The row over prisoners' voting rights has erupted again as human rights judges gave David Cameron six months to change the law in Britain.
The European Court of Human Rights acknowledged that it was up to national authorities to decide exactly who can vote from jail - but denying the right to all inmates indiscriminately is illegal.
The ultimatum was issued as the Strasbourg court ruled in a separate case that depriving an Italian convicted murderer of voting rights did not breach his human rights.
But the judges emphasised that this was because in Italy, unlike the UK, there is no "general, automatic, indiscriminate" ban in place.
The ruling pointed out that in Italy, the loss of voting rights only applied to prisoners guilty of certain types of offences and where a sentence of at least three years is imposed. Even for those affected, the right to vote can be restored three years after the sentence has been completed.
The judges effectively challenged the UK Government to agree within six months on what parameters to set for British prisoners, and scrap the total ban.

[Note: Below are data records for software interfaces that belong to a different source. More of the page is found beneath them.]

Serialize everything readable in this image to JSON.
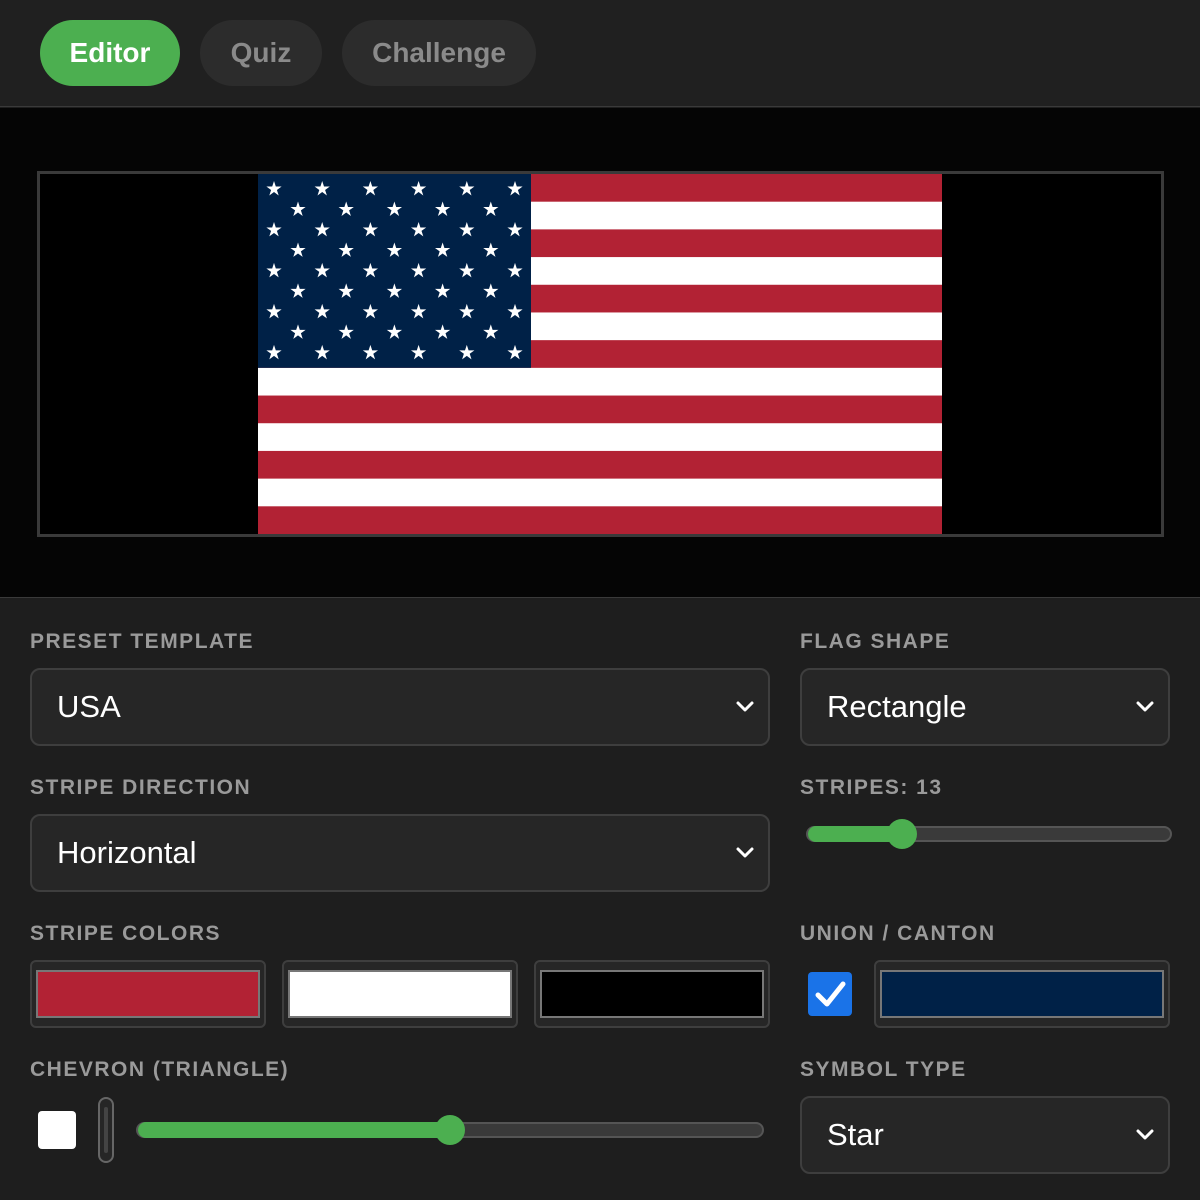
{
  "tabs": [
    {
      "label": "Editor",
      "active": true
    },
    {
      "label": "Quiz",
      "active": false
    },
    {
      "label": "Challenge",
      "active": false
    }
  ],
  "colors": {
    "accent": "#4caf50",
    "stripe_red": "#b22234",
    "stripe_white": "#ffffff",
    "stripe_black": "#000000",
    "union_navy": "#002147",
    "checkbox_blue": "#1a73e8"
  },
  "controls": {
    "preset_template": {
      "label": "PRESET TEMPLATE",
      "value": "USA"
    },
    "flag_shape": {
      "label": "FLAG SHAPE",
      "value": "Rectangle"
    },
    "stripe_direction": {
      "label": "STRIPE DIRECTION",
      "value": "Horizontal"
    },
    "stripes": {
      "label": "STRIPES: 13",
      "value": 13,
      "slider_fraction": 0.26
    },
    "stripe_colors": {
      "label": "STRIPE COLORS",
      "swatches": [
        "#b22234",
        "#ffffff",
        "#000000"
      ]
    },
    "union_canton": {
      "label": "UNION / CANTON",
      "enabled": true,
      "color": "#002147"
    },
    "chevron": {
      "label": "CHEVRON (TRIANGLE)",
      "enabled": false,
      "size_fraction": 0.5
    },
    "symbol_type": {
      "label": "SYMBOL TYPE",
      "value": "Star"
    }
  },
  "flag": {
    "stripes": 13,
    "union_rows": 9,
    "stars": 50,
    "icon": "star-icon"
  }
}
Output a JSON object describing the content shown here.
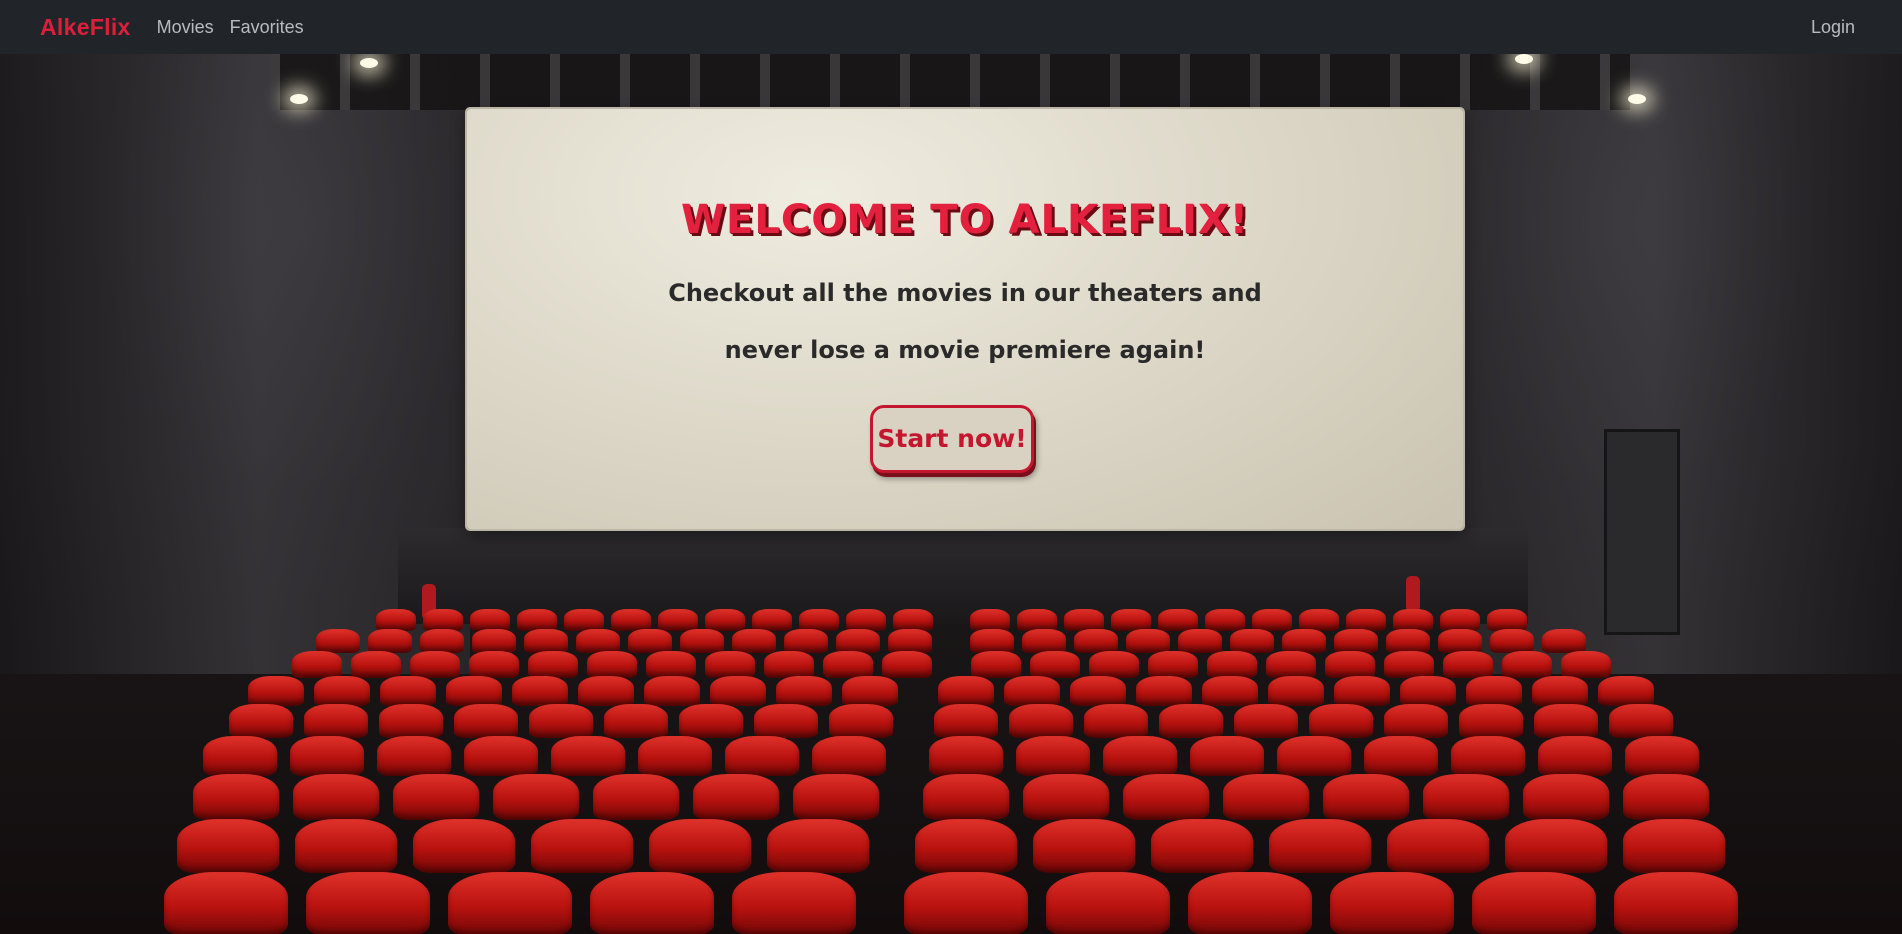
{
  "navbar": {
    "brand": "AlkeFlix",
    "links": [
      "Movies",
      "Favorites"
    ],
    "login": "Login"
  },
  "hero": {
    "title": "WELCOME TO ALKEFLIX!",
    "line1": "Checkout all the movies in our theaters and",
    "line2": "never lose a movie premiere again!",
    "cta": "Start now!"
  },
  "colors": {
    "brand": "#dc1f3a",
    "navbar_bg": "#212529",
    "nav_text": "#b9bcbf",
    "title": "#e3203d",
    "cta_border": "#c5162f",
    "seat_red": "#c8161a"
  },
  "background": {
    "image_description_icon": "cinema-theater-icon"
  }
}
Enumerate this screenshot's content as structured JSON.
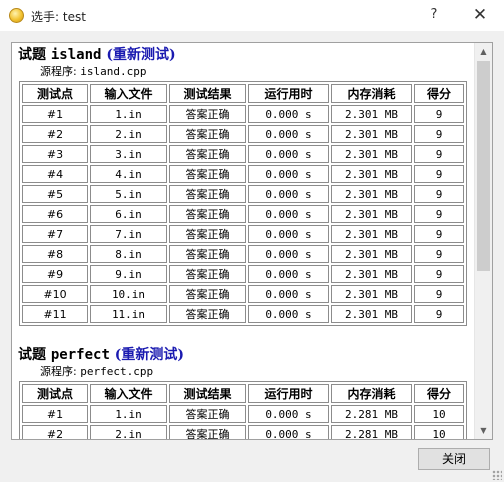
{
  "window": {
    "title": "选手: test",
    "help_label": "?",
    "close_label": "✕"
  },
  "problems": [
    {
      "prefix": "试题",
      "name": "island",
      "retest_label": "(重新测试)",
      "source_label": "源程序:",
      "source_file": "island.cpp",
      "headers": [
        "测试点",
        "输入文件",
        "测试结果",
        "运行用时",
        "内存消耗",
        "得分"
      ],
      "rows": [
        [
          "#1",
          "1.in",
          "答案正确",
          "0.000 s",
          "2.301 MB",
          "9"
        ],
        [
          "#2",
          "2.in",
          "答案正确",
          "0.000 s",
          "2.301 MB",
          "9"
        ],
        [
          "#3",
          "3.in",
          "答案正确",
          "0.000 s",
          "2.301 MB",
          "9"
        ],
        [
          "#4",
          "4.in",
          "答案正确",
          "0.000 s",
          "2.301 MB",
          "9"
        ],
        [
          "#5",
          "5.in",
          "答案正确",
          "0.000 s",
          "2.301 MB",
          "9"
        ],
        [
          "#6",
          "6.in",
          "答案正确",
          "0.000 s",
          "2.301 MB",
          "9"
        ],
        [
          "#7",
          "7.in",
          "答案正确",
          "0.000 s",
          "2.301 MB",
          "9"
        ],
        [
          "#8",
          "8.in",
          "答案正确",
          "0.000 s",
          "2.301 MB",
          "9"
        ],
        [
          "#9",
          "9.in",
          "答案正确",
          "0.000 s",
          "2.301 MB",
          "9"
        ],
        [
          "#10",
          "10.in",
          "答案正确",
          "0.000 s",
          "2.301 MB",
          "9"
        ],
        [
          "#11",
          "11.in",
          "答案正确",
          "0.000 s",
          "2.301 MB",
          "9"
        ]
      ]
    },
    {
      "prefix": "试题",
      "name": "perfect",
      "retest_label": "(重新测试)",
      "source_label": "源程序:",
      "source_file": "perfect.cpp",
      "headers": [
        "测试点",
        "输入文件",
        "测试结果",
        "运行用时",
        "内存消耗",
        "得分"
      ],
      "rows": [
        [
          "#1",
          "1.in",
          "答案正确",
          "0.000 s",
          "2.281 MB",
          "10"
        ],
        [
          "#2",
          "2.in",
          "答案正确",
          "0.000 s",
          "2.281 MB",
          "10"
        ]
      ]
    }
  ],
  "footer": {
    "close_button_label": "关闭"
  },
  "colors": {
    "retest_link": "#1a1ab0",
    "app_icon": "#f2c230"
  },
  "icons": {
    "app": "coin-icon",
    "scroll_up": "chevron-up-icon",
    "scroll_down": "chevron-down-icon"
  }
}
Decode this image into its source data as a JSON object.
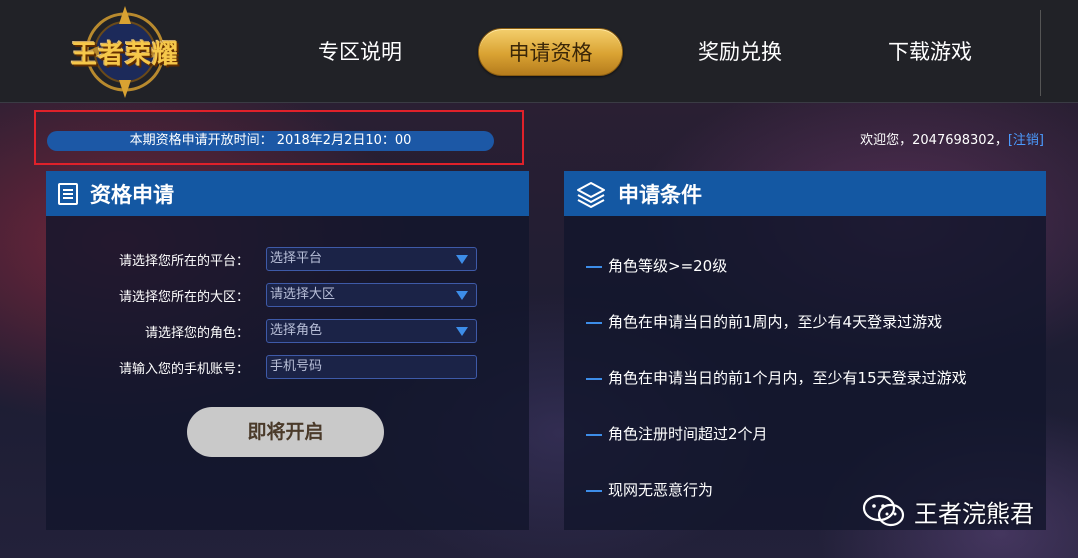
{
  "header": {
    "logo_text": "王者荣耀",
    "nav": [
      "专区说明",
      "申请资格",
      "奖励兑换",
      "下载游戏"
    ]
  },
  "notice": {
    "open_time": "本期资格申请开放时间： 2018年2月2日10：00"
  },
  "user": {
    "welcome": "欢迎您，2047698302，",
    "logout": "[注销]"
  },
  "apply_panel": {
    "title": "资格申请",
    "fields": [
      {
        "label": "请选择您所在的平台：",
        "value": "选择平台"
      },
      {
        "label": "请选择您所在的大区：",
        "value": "请选择大区"
      },
      {
        "label": "请选择您的角色：",
        "value": "选择角色"
      },
      {
        "label": "请输入您的手机账号：",
        "placeholder": "手机号码"
      }
    ],
    "submit": "即将开启"
  },
  "conditions_panel": {
    "title": "申请条件",
    "items": [
      "角色等级>=20级",
      "角色在申请当日的前1周内，至少有4天登录过游戏",
      "角色在申请当日的前1个月内，至少有15天登录过游戏",
      "角色注册时间超过2个月",
      "现网无恶意行为"
    ]
  },
  "watermark": {
    "text": "王者浣熊君"
  },
  "colors": {
    "header_bg": "#212227",
    "panel_head": "#1458a3",
    "accent_gold": "#d9a232",
    "accent_blue": "#3d8de8",
    "highlight_red": "#e0212a"
  }
}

A Cabinet Office spokesman said the Government would now consider carefully the ruling on Italy "and its implication on the issue of prisoner voting in the UK".
But Conservative MP David Davis slammed the ultimatum, saying: "This will inevitably lead to a clash between the express wishes of the UK Parliament and the assertions of the European Court and will not help the court achieve its important functions in stopping breaches of fundamental rights throughout Europe."
The judges said that if the UK now complies within six months with the order to grant some prisoners voting rights, the court will "strike out" all similar pending cases from UK prisoners - about 2,500 and counting.
Isabella Sankey, director of policy for Liberty said: "After all the political hot-air and raised tempers over prisoner voting, this judgment shows that while the Court of Human Rights must uphold core values against blanket and irrational Victorian laws, it will allow individual countries a great deal of discretion about how best to apply human rights at home."